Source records

# # # # # # #

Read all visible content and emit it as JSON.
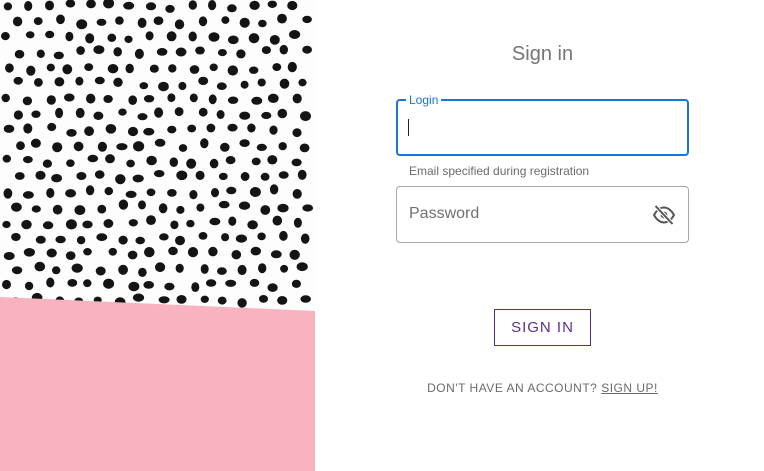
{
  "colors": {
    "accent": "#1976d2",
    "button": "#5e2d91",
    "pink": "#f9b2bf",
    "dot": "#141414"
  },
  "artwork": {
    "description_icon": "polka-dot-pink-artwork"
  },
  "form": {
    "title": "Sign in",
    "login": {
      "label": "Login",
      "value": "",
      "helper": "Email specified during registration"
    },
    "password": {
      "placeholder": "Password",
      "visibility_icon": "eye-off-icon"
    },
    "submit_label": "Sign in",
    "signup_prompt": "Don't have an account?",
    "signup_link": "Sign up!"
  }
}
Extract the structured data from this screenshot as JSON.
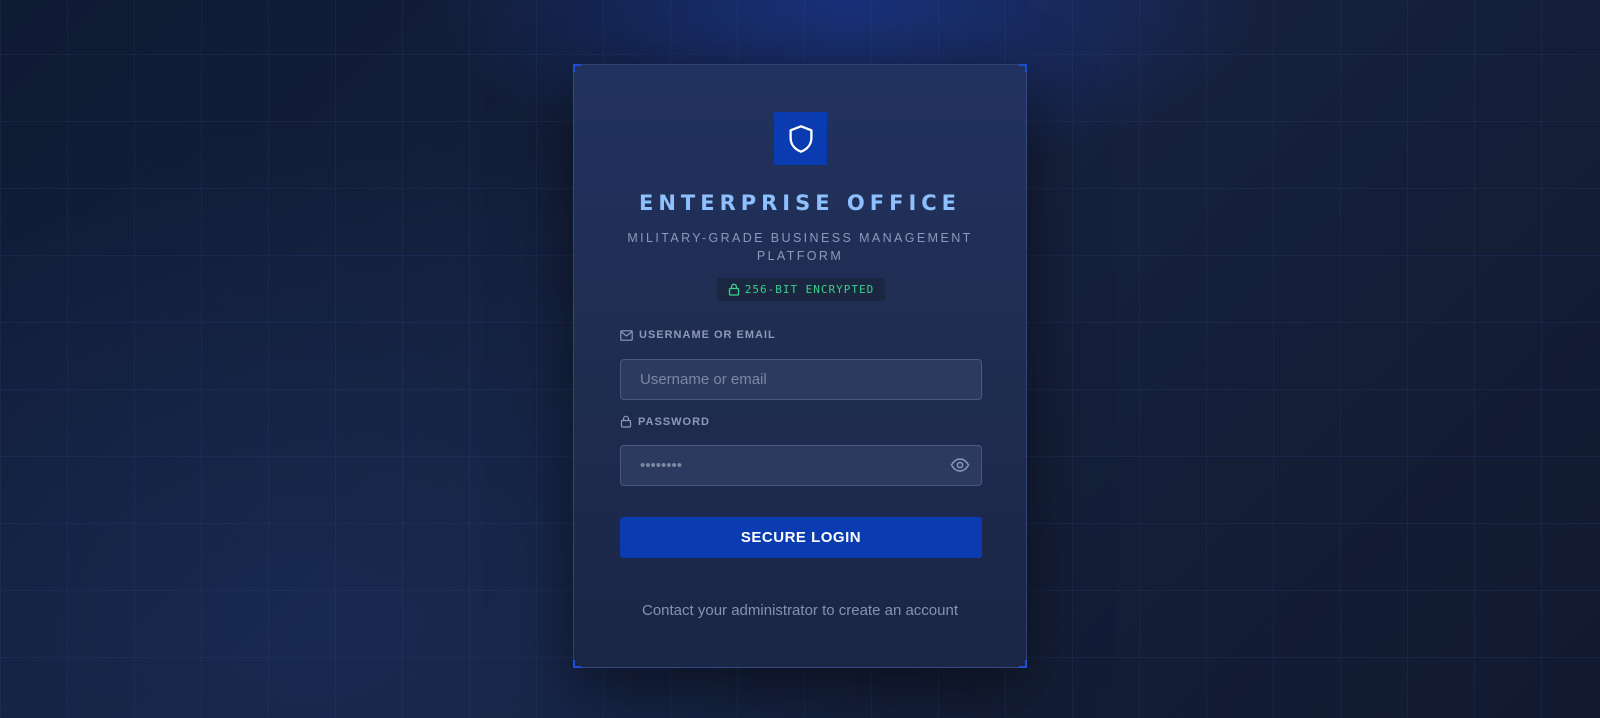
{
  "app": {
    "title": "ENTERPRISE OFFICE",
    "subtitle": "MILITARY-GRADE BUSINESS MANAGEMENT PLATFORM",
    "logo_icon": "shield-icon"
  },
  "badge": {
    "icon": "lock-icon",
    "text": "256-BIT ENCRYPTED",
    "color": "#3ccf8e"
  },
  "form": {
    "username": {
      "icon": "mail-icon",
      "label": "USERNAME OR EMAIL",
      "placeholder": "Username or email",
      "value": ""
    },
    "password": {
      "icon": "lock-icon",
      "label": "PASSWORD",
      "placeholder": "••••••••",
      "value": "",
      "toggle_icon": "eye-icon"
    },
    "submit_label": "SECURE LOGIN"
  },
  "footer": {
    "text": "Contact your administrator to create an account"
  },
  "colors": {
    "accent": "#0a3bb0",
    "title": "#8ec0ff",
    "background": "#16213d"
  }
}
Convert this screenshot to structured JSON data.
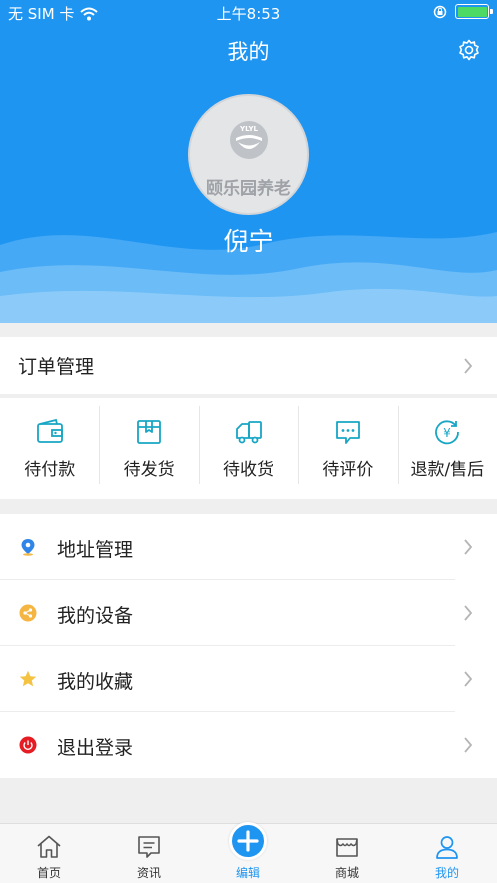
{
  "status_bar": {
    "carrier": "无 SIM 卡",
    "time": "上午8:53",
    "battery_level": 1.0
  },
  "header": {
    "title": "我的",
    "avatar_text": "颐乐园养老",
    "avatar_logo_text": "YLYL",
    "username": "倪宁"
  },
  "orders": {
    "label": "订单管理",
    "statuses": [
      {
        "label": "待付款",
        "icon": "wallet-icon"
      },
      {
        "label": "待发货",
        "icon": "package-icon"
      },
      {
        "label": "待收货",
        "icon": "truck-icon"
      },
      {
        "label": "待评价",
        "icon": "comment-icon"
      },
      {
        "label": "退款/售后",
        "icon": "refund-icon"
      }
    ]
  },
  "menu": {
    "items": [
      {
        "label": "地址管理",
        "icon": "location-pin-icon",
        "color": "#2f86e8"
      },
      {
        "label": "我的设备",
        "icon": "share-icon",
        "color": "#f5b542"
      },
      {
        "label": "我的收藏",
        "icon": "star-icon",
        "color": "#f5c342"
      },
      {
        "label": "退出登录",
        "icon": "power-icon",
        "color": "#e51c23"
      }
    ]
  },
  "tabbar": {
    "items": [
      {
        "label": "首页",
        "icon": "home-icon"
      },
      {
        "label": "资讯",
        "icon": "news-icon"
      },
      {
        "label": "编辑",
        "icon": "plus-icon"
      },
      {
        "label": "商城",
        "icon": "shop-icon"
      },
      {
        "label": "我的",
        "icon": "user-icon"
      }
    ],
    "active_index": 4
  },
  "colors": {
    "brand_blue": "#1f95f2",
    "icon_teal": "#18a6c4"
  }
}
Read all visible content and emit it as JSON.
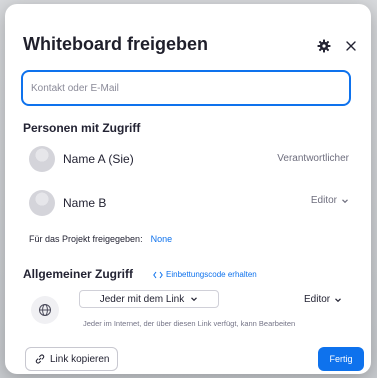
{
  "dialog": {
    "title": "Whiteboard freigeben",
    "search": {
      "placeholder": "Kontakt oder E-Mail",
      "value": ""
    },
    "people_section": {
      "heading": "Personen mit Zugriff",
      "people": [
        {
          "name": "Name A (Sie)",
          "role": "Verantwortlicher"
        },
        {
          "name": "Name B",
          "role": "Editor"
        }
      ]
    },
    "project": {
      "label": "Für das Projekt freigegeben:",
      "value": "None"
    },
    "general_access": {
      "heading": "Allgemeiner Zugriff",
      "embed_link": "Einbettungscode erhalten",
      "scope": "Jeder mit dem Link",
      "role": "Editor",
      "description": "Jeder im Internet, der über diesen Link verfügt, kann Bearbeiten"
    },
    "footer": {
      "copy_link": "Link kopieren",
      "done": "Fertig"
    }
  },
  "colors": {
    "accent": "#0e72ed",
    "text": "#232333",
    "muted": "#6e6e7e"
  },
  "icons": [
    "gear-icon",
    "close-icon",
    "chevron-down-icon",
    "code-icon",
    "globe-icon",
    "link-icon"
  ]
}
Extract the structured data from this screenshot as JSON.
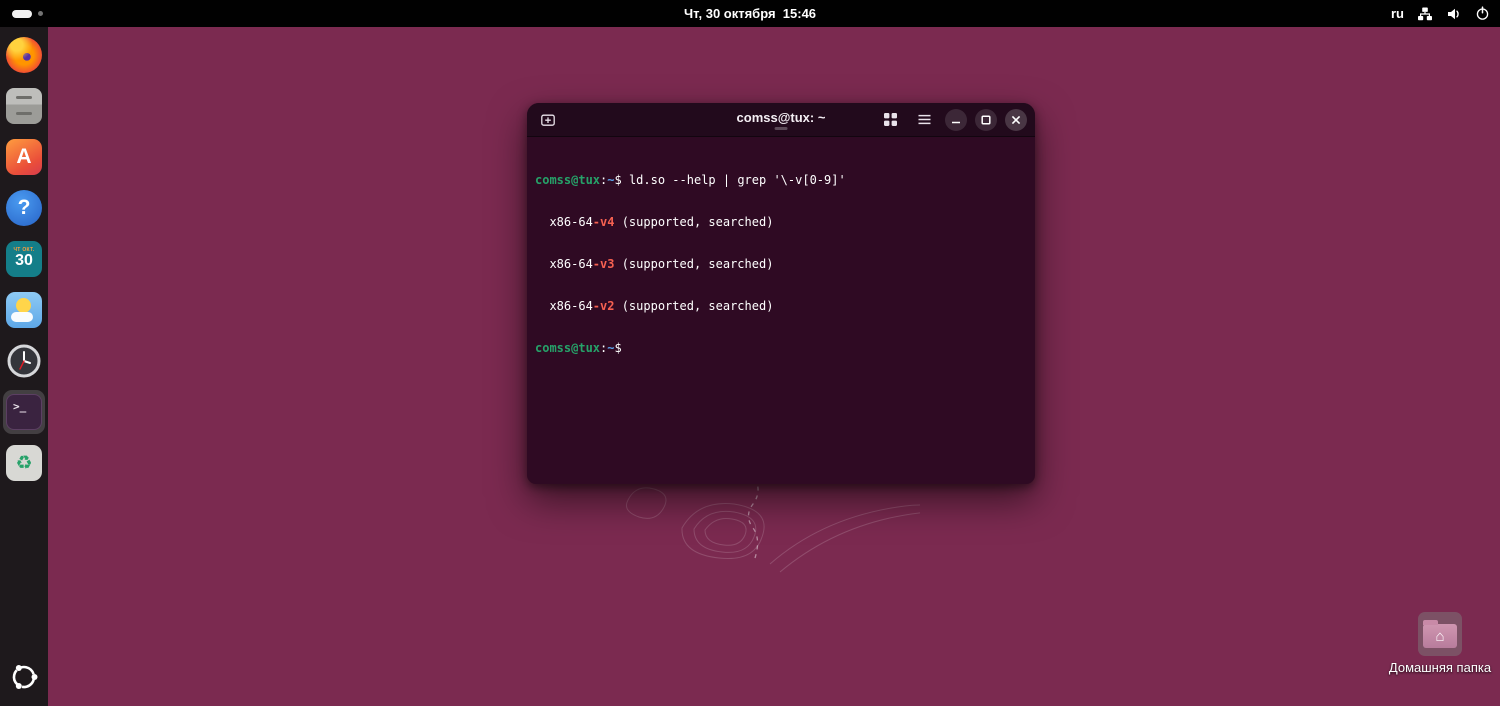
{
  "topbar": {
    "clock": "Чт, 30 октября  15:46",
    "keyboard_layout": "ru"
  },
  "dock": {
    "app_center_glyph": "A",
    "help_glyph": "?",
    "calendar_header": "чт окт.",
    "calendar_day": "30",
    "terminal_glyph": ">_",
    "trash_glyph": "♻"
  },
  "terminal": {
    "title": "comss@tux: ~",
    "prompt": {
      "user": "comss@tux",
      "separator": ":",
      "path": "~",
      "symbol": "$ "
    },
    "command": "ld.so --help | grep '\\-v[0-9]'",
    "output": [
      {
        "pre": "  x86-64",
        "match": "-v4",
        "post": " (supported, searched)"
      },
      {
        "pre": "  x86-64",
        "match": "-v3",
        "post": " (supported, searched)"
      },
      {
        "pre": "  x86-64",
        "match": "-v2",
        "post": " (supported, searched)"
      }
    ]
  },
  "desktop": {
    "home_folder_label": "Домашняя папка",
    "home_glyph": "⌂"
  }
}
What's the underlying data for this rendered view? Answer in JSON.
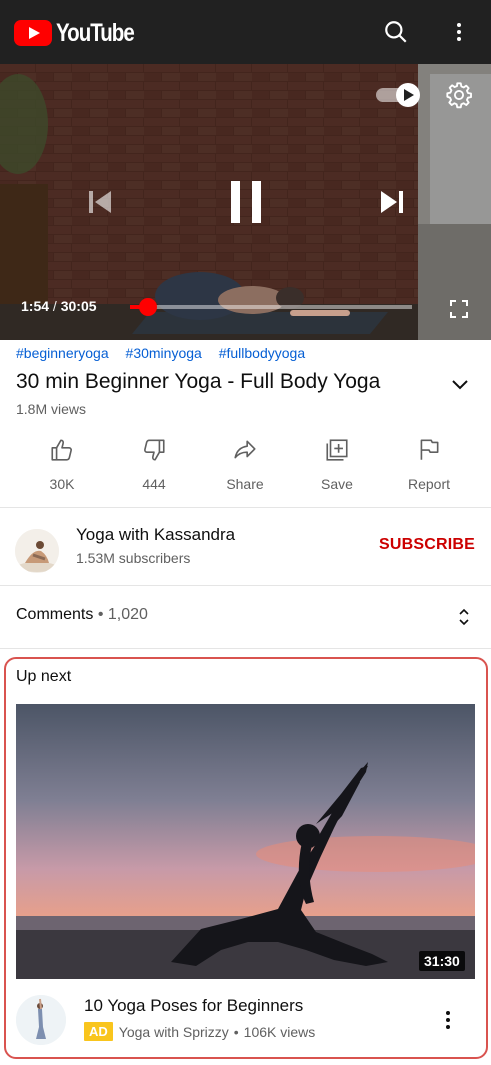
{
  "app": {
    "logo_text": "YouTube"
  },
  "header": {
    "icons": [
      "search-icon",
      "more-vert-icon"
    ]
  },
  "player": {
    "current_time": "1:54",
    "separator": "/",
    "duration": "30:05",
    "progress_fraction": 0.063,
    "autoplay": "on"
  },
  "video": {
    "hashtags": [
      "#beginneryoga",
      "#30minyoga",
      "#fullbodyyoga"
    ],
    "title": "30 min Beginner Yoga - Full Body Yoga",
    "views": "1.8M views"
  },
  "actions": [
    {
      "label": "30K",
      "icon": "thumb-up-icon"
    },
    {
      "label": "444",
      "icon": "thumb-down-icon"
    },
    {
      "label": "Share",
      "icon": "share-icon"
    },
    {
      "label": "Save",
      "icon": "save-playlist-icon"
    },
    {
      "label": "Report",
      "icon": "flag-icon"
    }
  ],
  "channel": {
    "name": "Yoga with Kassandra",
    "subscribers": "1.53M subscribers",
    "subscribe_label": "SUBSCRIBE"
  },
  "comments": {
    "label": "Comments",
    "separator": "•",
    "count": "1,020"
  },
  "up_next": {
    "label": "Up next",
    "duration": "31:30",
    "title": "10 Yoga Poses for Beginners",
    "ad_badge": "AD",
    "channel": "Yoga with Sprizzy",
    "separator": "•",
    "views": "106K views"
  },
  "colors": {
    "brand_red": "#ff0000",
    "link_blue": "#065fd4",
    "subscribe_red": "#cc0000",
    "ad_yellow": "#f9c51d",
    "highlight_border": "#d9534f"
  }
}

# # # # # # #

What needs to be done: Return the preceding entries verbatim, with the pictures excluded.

Finished task:
Read all visible content and emit it as JSON.
{
  "colors": {
    "accent": "#1976d2",
    "button": "#5e2d91",
    "pink": "#f9b2bf",
    "dot": "#141414"
  },
  "artwork": {
    "description_icon": "polka-dot-pink-artwork"
  },
  "form": {
    "title": "Sign in",
    "login": {
      "label": "Login",
      "value": "",
      "helper": "Email specified during registration"
    },
    "password": {
      "placeholder": "Password",
      "visibility_icon": "eye-off-icon"
    },
    "submit_label": "Sign in",
    "signup_prompt": "Don't have an account?",
    "signup_link": "Sign up!"
  }
}
Extract the structured data from this screenshot as JSON.
{
  "app": {
    "title": "ENTERPRISE OFFICE",
    "subtitle": "MILITARY-GRADE BUSINESS MANAGEMENT PLATFORM",
    "logo_icon": "shield-icon"
  },
  "badge": {
    "icon": "lock-icon",
    "text": "256-BIT ENCRYPTED",
    "color": "#3ccf8e"
  },
  "form": {
    "username": {
      "icon": "mail-icon",
      "label": "USERNAME OR EMAIL",
      "placeholder": "Username or email",
      "value": ""
    },
    "password": {
      "icon": "lock-icon",
      "label": "PASSWORD",
      "placeholder": "••••••••",
      "value": "",
      "toggle_icon": "eye-icon"
    },
    "submit_label": "SECURE LOGIN"
  },
  "footer": {
    "text": "Contact your administrator to create an account"
  },
  "colors": {
    "accent": "#0a3bb0",
    "title": "#8ec0ff",
    "background": "#16213d"
  }
}
Convert this screenshot to structured JSON data.
{
  "status_bar": {
    "carrier": "无 SIM 卡",
    "time": "上午8:53",
    "battery_level": 1.0
  },
  "header": {
    "title": "我的",
    "avatar_text": "颐乐园养老",
    "avatar_logo_text": "YLYL",
    "username": "倪宁"
  },
  "orders": {
    "label": "订单管理",
    "statuses": [
      {
        "label": "待付款",
        "icon": "wallet-icon"
      },
      {
        "label": "待发货",
        "icon": "package-icon"
      },
      {
        "label": "待收货",
        "icon": "truck-icon"
      },
      {
        "label": "待评价",
        "icon": "comment-icon"
      },
      {
        "label": "退款/售后",
        "icon": "refund-icon"
      }
    ]
  },
  "menu": {
    "items": [
      {
        "label": "地址管理",
        "icon": "location-pin-icon",
        "color": "#2f86e8"
      },
      {
        "label": "我的设备",
        "icon": "share-icon",
        "color": "#f5b542"
      },
      {
        "label": "我的收藏",
        "icon": "star-icon",
        "color": "#f5c342"
      },
      {
        "label": "退出登录",
        "icon": "power-icon",
        "color": "#e51c23"
      }
    ]
  },
  "tabbar": {
    "items": [
      {
        "label": "首页",
        "icon": "home-icon"
      },
      {
        "label": "资讯",
        "icon": "news-icon"
      },
      {
        "label": "编辑",
        "icon": "plus-icon"
      },
      {
        "label": "商城",
        "icon": "shop-icon"
      },
      {
        "label": "我的",
        "icon": "user-icon"
      }
    ],
    "active_index": 4
  },
  "colors": {
    "brand_blue": "#1f95f2",
    "icon_teal": "#18a6c4"
  }
}
Read all visible content and emit it as JSON.
{
  "dialog": {
    "title": "Whiteboard freigeben",
    "search": {
      "placeholder": "Kontakt oder E-Mail",
      "value": ""
    },
    "people_section": {
      "heading": "Personen mit Zugriff",
      "people": [
        {
          "name": "Name A (Sie)",
          "role": "Verantwortlicher"
        },
        {
          "name": "Name B",
          "role": "Editor"
        }
      ]
    },
    "project": {
      "label": "Für das Projekt freigegeben:",
      "value": "None"
    },
    "general_access": {
      "heading": "Allgemeiner Zugriff",
      "embed_link": "Einbettungscode erhalten",
      "scope": "Jeder mit dem Link",
      "role": "Editor",
      "description": "Jeder im Internet, der über diesen Link verfügt, kann Bearbeiten"
    },
    "footer": {
      "copy_link": "Link kopieren",
      "done": "Fertig"
    }
  },
  "colors": {
    "accent": "#0e72ed",
    "text": "#232333",
    "muted": "#6e6e7e"
  },
  "icons": [
    "gear-icon",
    "close-icon",
    "chevron-down-icon",
    "code-icon",
    "globe-icon",
    "link-icon"
  ]
}
Extract the structured data from this screenshot as JSON.
{
  "topbar": {
    "clock": "Чт, 30 октября  15:46",
    "keyboard_layout": "ru"
  },
  "dock": {
    "app_center_glyph": "A",
    "help_glyph": "?",
    "calendar_header": "чт окт.",
    "calendar_day": "30",
    "terminal_glyph": ">_",
    "trash_glyph": "♻"
  },
  "terminal": {
    "title": "comss@tux: ~",
    "prompt": {
      "user": "comss@tux",
      "separator": ":",
      "path": "~",
      "symbol": "$ "
    },
    "command": "ld.so --help | grep '\\-v[0-9]'",
    "output": [
      {
        "pre": "  x86-64",
        "match": "-v4",
        "post": " (supported, searched)"
      },
      {
        "pre": "  x86-64",
        "match": "-v3",
        "post": " (supported, searched)"
      },
      {
        "pre": "  x86-64",
        "match": "-v2",
        "post": " (supported, searched)"
      }
    ]
  },
  "desktop": {
    "home_folder_label": "Домашняя папка",
    "home_glyph": "⌂"
  }
}
What's the underlying data for this rendered view? Answer in JSON.
{
  "app": {
    "logo_text": "YouTube"
  },
  "header": {
    "icons": [
      "search-icon",
      "more-vert-icon"
    ]
  },
  "player": {
    "current_time": "1:54",
    "separator": "/",
    "duration": "30:05",
    "progress_fraction": 0.063,
    "autoplay": "on"
  },
  "video": {
    "hashtags": [
      "#beginneryoga",
      "#30minyoga",
      "#fullbodyyoga"
    ],
    "title": "30 min Beginner Yoga - Full Body Yoga",
    "views": "1.8M views"
  },
  "actions": [
    {
      "label": "30K",
      "icon": "thumb-up-icon"
    },
    {
      "label": "444",
      "icon": "thumb-down-icon"
    },
    {
      "label": "Share",
      "icon": "share-icon"
    },
    {
      "label": "Save",
      "icon": "save-playlist-icon"
    },
    {
      "label": "Report",
      "icon": "flag-icon"
    }
  ],
  "channel": {
    "name": "Yoga with Kassandra",
    "subscribers": "1.53M subscribers",
    "subscribe_label": "SUBSCRIBE"
  },
  "comments": {
    "label": "Comments",
    "separator": "•",
    "count": "1,020"
  },
  "up_next": {
    "label": "Up next",
    "duration": "31:30",
    "title": "10 Yoga Poses for Beginners",
    "ad_badge": "AD",
    "channel": "Yoga with Sprizzy",
    "separator": "•",
    "views": "106K views"
  },
  "colors": {
    "brand_red": "#ff0000",
    "link_blue": "#065fd4",
    "subscribe_red": "#cc0000",
    "ad_yellow": "#f9c51d",
    "highlight_border": "#d9534f"
  }
}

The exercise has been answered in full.